--- Task details ---
Find the string "icon" in the material. Copy every line that has it.

--- Information supplied ---
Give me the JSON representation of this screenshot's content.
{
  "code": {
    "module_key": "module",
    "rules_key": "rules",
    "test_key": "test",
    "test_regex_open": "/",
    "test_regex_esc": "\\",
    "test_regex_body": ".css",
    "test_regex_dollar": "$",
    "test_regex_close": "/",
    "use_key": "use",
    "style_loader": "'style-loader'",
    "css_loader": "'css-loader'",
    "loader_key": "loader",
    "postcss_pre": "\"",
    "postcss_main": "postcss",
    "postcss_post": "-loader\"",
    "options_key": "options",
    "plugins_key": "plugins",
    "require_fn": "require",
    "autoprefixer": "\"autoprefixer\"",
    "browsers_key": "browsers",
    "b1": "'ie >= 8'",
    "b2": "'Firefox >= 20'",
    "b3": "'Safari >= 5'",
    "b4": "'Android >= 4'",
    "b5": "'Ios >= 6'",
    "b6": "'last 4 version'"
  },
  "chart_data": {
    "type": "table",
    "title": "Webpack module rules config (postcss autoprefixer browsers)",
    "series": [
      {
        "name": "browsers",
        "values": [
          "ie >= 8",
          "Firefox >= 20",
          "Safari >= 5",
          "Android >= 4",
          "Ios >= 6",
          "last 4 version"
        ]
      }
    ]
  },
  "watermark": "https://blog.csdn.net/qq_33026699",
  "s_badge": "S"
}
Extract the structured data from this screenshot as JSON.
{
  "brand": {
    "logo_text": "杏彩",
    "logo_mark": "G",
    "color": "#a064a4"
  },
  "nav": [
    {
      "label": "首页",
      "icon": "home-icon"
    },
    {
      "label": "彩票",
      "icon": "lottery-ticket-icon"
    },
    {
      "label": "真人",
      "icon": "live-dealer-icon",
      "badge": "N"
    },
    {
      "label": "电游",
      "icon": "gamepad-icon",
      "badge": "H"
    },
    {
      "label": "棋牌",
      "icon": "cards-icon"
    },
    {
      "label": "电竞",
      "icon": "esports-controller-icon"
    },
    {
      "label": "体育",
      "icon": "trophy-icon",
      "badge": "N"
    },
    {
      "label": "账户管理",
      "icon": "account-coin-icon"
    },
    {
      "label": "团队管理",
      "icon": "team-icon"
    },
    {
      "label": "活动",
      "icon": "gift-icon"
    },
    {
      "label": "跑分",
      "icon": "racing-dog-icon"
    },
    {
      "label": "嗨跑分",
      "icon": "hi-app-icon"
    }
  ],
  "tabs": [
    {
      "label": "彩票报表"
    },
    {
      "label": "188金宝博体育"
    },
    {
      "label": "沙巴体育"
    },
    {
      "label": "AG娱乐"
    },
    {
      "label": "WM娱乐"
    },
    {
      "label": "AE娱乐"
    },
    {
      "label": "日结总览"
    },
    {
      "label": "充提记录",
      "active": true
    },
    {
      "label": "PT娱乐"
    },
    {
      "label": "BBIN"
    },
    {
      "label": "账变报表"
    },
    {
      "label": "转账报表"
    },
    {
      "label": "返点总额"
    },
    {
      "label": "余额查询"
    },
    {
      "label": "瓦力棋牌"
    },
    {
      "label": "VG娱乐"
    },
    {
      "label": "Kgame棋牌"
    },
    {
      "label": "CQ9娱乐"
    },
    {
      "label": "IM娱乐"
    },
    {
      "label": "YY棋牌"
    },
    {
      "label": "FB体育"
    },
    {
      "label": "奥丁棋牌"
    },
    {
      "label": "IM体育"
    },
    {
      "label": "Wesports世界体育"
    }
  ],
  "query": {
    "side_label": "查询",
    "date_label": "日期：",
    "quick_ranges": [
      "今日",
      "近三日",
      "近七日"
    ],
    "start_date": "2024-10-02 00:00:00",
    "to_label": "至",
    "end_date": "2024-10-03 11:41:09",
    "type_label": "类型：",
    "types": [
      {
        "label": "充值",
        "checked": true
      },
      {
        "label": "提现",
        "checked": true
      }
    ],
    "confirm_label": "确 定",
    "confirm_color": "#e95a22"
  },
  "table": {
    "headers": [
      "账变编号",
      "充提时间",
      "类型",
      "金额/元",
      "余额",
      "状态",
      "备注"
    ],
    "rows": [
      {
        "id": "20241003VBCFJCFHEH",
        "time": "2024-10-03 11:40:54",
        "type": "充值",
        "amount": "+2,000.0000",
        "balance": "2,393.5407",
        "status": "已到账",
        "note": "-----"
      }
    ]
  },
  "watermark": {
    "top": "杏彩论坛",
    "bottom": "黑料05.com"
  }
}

--- Task solution ---
      "icon": "home-icon"
      "icon": "lottery-ticket-icon"
      "icon": "live-dealer-icon",
      "icon": "gamepad-icon",
      "icon": "cards-icon"
      "icon": "esports-controller-icon"
      "icon": "trophy-icon",
      "icon": "account-coin-icon"
      "icon": "team-icon"
      "icon": "gift-icon"
      "icon": "racing-dog-icon"
      "icon": "hi-app-icon"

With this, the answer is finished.